This version of ROGUE is somewhat different than others. It is very simple in most ways, but I have developed a (I think) unique visibility algorithm that runs extremely fast. Fast enough to run interpreted by the PLASMA VM on a 1 MHz 6502, and space efficient enough to allow for large (in the future) dungeons. The unique feature of this ROGUE is that lighting becomes critical and strategic. You are in dark catacombs, after all. You enter with a lit lamp, throwing off a circle of light. There are also torches throughout the catacombs that light up a small surrounding circle of light. Other items in the catacombs are mana (health+energy increase), a key, and gold. You will also encounter a number of enemies that will track you down to try and kill you. You will also encounter doors, locked doors, windows, water, and crevasses.
As you travel through the catacombs, you must watch your health, energy, and lamp oil levels. Once health reaches zero, you are dead. As energy reaches zero, your vision will narrow and you will no longer be able to run. When the lamp oil runs out, you will be cast into darkness. If you see any torches in your field of vision, you can navigate to them. Taking the torch will extinguish the torch and replenish some of your lamp oil. Note that as you travel through the catacombs, your map of what you have seen will automatically fill in. But, if you are in the dark, you cannot read your map. You must turn on your lamp or get next to a torch before you can read the map again. If you are in the dark and can’t see any torches in your field of vision, you are in complete darkness. It is easy to lose your bearings. As such, the absolute direction movements no longer work – you will end up in a random direction if you try. However, the relative turns (left/right) and forward/backward controls continue to work (*that* you can do in the dark).
Being in the dark can be advantages, however. All the enemies in the catacombs can see you if you are in light, just as you can see them.
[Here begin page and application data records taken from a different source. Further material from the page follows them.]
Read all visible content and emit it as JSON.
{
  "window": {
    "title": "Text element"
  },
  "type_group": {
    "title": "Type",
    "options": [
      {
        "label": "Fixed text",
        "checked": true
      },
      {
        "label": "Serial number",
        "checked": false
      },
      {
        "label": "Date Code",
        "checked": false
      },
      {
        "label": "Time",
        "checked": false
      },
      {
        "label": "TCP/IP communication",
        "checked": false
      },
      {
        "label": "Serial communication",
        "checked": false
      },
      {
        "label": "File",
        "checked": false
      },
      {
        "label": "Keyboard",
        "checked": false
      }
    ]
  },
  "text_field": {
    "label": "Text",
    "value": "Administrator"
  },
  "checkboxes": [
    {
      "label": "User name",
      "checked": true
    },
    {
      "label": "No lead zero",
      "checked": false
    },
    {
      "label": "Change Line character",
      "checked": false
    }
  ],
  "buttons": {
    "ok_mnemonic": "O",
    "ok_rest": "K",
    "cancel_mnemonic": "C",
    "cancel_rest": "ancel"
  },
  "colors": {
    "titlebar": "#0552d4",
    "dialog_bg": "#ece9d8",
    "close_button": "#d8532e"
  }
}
If you are in darkness, they can’t see you, and you can move around without being tracked. Don’t run into them! Also, don’t fall off a crevasse. You will hear certain noises giving you feedback on what is going on. A simple beep when you run into walls. A groan when an enemy moves towards you. A bleep when you pick an item up. Other noises when you fall over an edge or win a battle. These can be used strategically when moving in the dark.
Whenever you and an enemy end up on the same tile, battle commences. As you win fights, your skill increases, improving your attack effectiveness. As you advance through the catacombs, the enemies become more powerful. You will need to replenish health and energy with mana. Don’t forget, the alternative to fighting is stealth in the darkness. During battle, you have the option to run. If you have low energy, you won’t get very far. Also, when fighting, you get turned around so you can’t depend on the direction you were facing before fighting. Running (‘Q’uick) will get you away from enemies but will use much more energy.
There aren’t really any Easter Eggs in this game. But, being in the Christmas Season, try booting this disk image on an Apple /// (real or virtual) :-)